=== Activity ===
Could you return only the lines that run from the line with "Transcribe this image's" through the final line of the data, exactly as they stand?

=== Data supplied ===

━━━

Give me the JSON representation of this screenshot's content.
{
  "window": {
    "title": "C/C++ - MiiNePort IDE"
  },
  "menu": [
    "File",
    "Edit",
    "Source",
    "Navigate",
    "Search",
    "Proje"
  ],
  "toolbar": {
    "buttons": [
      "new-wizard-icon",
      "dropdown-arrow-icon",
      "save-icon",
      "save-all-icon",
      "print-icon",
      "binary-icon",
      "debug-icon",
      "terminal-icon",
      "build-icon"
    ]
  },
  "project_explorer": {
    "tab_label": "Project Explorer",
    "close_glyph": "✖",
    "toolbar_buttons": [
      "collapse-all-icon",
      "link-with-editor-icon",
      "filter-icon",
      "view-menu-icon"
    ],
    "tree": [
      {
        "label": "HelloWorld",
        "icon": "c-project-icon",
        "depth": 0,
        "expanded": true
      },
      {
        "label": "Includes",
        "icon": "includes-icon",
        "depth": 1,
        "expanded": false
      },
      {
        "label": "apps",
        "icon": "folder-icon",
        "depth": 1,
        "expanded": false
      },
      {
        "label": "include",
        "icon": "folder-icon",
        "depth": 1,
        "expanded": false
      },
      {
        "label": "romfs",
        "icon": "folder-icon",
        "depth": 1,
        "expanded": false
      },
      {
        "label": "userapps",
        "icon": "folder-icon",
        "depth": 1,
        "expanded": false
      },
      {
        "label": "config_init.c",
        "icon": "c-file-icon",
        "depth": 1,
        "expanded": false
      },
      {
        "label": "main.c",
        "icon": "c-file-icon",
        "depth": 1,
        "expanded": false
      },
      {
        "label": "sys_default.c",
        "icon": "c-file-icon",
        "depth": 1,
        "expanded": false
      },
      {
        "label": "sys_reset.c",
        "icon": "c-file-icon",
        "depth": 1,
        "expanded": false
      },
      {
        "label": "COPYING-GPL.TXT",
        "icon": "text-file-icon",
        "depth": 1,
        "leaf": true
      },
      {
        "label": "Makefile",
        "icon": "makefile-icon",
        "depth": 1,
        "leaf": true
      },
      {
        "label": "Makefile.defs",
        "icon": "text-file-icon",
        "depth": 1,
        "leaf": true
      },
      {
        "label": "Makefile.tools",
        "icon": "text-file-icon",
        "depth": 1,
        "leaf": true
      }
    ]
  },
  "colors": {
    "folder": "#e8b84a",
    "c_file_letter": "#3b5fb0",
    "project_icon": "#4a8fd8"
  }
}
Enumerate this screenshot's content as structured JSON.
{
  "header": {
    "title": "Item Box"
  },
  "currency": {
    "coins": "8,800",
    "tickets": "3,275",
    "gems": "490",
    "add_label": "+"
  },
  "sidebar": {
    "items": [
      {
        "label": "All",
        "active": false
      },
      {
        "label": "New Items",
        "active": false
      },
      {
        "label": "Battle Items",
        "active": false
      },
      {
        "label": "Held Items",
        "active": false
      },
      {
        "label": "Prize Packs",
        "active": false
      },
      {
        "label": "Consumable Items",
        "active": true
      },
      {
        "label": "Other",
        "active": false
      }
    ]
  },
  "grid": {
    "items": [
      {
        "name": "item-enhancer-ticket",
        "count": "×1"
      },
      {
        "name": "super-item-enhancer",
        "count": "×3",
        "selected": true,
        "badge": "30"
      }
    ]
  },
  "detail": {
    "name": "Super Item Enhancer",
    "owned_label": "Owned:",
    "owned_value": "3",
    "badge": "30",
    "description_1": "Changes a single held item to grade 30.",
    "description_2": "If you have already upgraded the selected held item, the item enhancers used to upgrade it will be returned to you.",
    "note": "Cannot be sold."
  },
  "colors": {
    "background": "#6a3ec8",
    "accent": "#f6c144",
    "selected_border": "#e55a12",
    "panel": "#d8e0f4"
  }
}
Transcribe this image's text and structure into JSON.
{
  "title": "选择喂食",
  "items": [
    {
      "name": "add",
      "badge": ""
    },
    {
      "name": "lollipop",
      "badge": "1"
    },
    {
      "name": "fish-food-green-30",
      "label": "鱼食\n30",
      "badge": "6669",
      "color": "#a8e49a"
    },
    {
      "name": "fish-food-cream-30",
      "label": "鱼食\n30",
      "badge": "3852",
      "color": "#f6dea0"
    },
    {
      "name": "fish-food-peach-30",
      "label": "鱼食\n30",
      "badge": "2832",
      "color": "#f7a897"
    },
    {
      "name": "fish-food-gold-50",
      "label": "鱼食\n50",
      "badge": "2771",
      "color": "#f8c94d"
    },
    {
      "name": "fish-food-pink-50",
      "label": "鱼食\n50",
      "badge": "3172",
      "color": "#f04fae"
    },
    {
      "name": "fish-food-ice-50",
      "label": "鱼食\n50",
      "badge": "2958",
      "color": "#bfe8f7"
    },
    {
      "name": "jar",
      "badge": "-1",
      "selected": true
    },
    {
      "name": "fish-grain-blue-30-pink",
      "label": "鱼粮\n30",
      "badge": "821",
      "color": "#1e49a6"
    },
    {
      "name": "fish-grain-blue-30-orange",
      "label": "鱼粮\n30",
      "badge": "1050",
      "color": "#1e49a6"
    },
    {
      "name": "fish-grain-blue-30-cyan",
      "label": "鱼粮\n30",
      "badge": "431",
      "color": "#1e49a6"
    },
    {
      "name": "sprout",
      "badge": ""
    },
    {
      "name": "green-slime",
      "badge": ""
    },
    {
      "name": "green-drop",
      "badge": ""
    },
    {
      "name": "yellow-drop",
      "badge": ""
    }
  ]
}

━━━

=== Result ===
Transcribe this image's text and structure into JSON.
{
  "title": "选择喂食",
  "items": [
    {
      "name": "add",
      "badge": ""
    },
    {
      "name": "lollipop",
      "badge": "1"
    },
    {
      "name": "fish-food-green-30",
      "label": "鱼食\n30",
      "badge": "6669",
      "color": "#a8e49a"
    },
    {
      "name": "fish-food-cream-30",
      "label": "鱼食\n30",
      "badge": "3852",
      "color": "#f6dea0"
    },
    {
      "name": "fish-food-peach-30",
      "label": "鱼食\n30",
      "badge": "2832",
      "color": "#f7a897"
    },
    {
      "name": "fish-food-gold-50",
      "label": "鱼食\n50",
      "badge": "2771",
      "color": "#f8c94d"
    },
    {
      "name": "fish-food-pink-50",
      "label": "鱼食\n50",
      "badge": "3172",
      "color": "#f04fae"
    },
    {
      "name": "fish-food-ice-50",
      "label": "鱼食\n50",
      "badge": "2958",
      "color": "#bfe8f7"
    },
    {
      "name": "jar",
      "badge": "-1",
      "selected": true
    },
    {
      "name": "fish-grain-blue-30-pink",
      "label": "鱼粮\n30",
      "badge": "821",
      "color": "#1e49a6"
    },
    {
      "name": "fish-grain-blue-30-orange",
      "label": "鱼粮\n30",
      "badge": "1050",
      "color": "#1e49a6"
    },
    {
      "name": "fish-grain-blue-30-cyan",
      "label": "鱼粮\n30",
      "badge": "431",
      "color": "#1e49a6"
    },
    {
      "name": "sprout",
      "badge": ""
    },
    {
      "name": "green-slime",
      "badge": ""
    },
    {
      "name": "green-drop",
      "badge": ""
    },
    {
      "name": "yellow-drop",
      "badge": ""
    }
  ]
}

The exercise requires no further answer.